As their children grew and started playing computer games with their friends, their parents introduced WOW to them.
Trisha, 18, and Jason, 16, joined their parents on WOW in 2012, with Rykel, 13, and Ryan, 11, joining two years later. They all have their own accounts.
Justin, six, and Ashton, four, only play using their parents' accounts.
TEAMWORK: (Above, clockwise from girl in red) Siblings Trisha, Jason, Rykel, Ashton, Ryan, Justin.
With the exception of the two youngest boys, the family teams up for multi-player events such as quests and raids when they are free.
Each session is usually held in the master bedroom of their condominium unit.
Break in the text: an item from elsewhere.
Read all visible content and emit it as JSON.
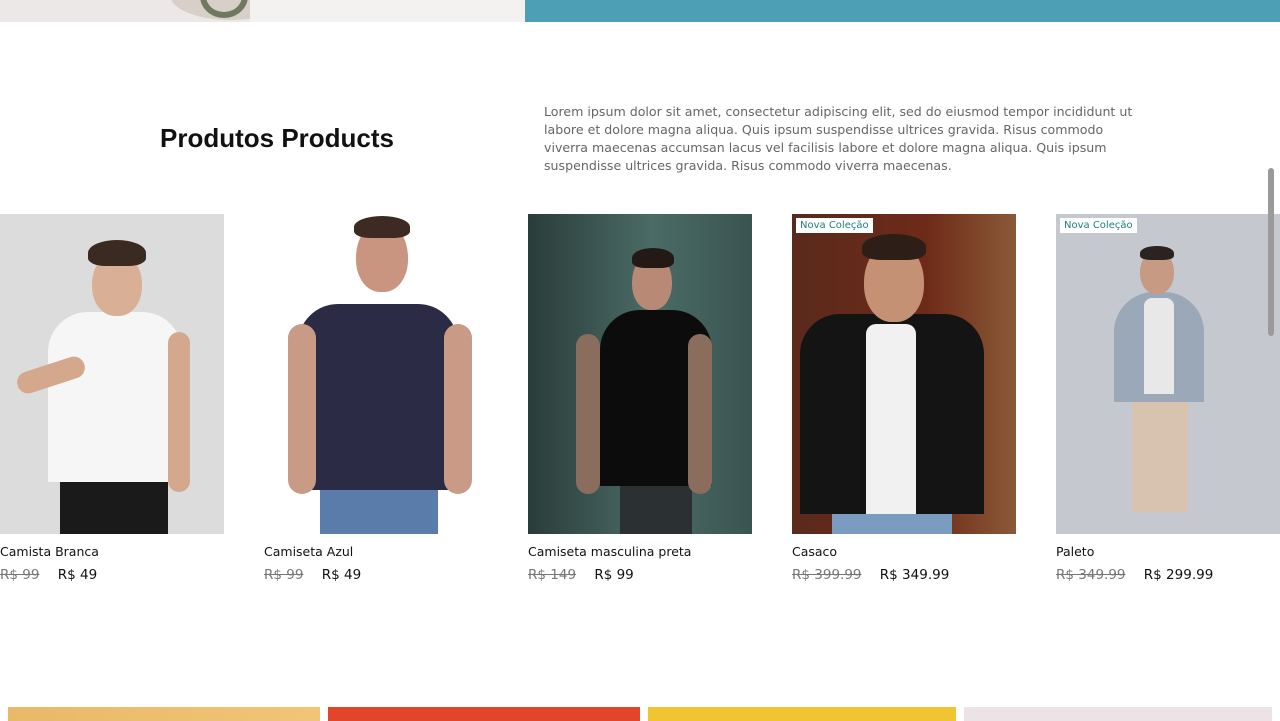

The parents use desktop computers and the children use their own laptops.
Sessions typically last for one to two hours, but the family has played for up to five hours on certain raids.
Mrs Lay said: "To see everyone so enthusiastically doing something as a family... as a mother, it's a very loving feeling."
She feels that the teamwork required on WOW has strengthened their ties and her children are able to organise themselves when assigned household chores.
Trisha, a student at ITE College West, agreed that the game has made her closer to her brothers.
She said: "It feels cool to be playing with them and having a great bond with them."
Despite being the eldest, she prefers not to assume leadership roles in the game, nor is there a clear hierarchy among the siblings in real life.
Jason, the oldest son and a student at Bukit Batok Secondary School, added: "I feel very lucky because not many parents play games with their children... My friends say that I am lucky."
Despite the family's love for WOW, Mrs Lay is determined not to let their gaming activities become excessive.
She locks the children's accounts during the school semester and they do not have any issues with discipline.
Jason, who is studying for his N-level exams this year, said: "I'm okay with my parents locking my account. If they didn't, I might lose focus on my studies."
I could only read and talk like a seven- or eight-year-old. My mind would go completely blank. I would get panic attacks.
- Mrs Tanja Lay, who says she regained her reading and speech abilities after playing online massively multi-player role-playing game World Of Warcraft for five months.
EXPERT: LIKELY THAT WOW HELPED
Communicating on massively multi-player online role-playing games (MMORPG) like World Of Warcraft (WOW) can help with certain speech impediments.
Senior consultant neurosurgeonErnest Wang told TNP that in games like WOW, "it was probably the whole process of receiving visual aid and information, processing it and communicating back" that helped Mrs Tanja Layrecover.
When the ability to communicate is affected by the rupture of a brain aneurysm, which is the bulging of a blood vessel, a patient needs to practise reading, writing and speaking to recover.
"In her case, it is very possible and likely that (WOW) helped her," he said.
However, Dr Wang "wouldn't know" if online games are more effective than forms of therapy, such as reading out loud and speaking to others.
He said: "It's a useful form of rehabilitation, but I wouldn't say it's better than visiting a speech therapist. Ultimately, you still need a therapist overseeing the (recovery) process."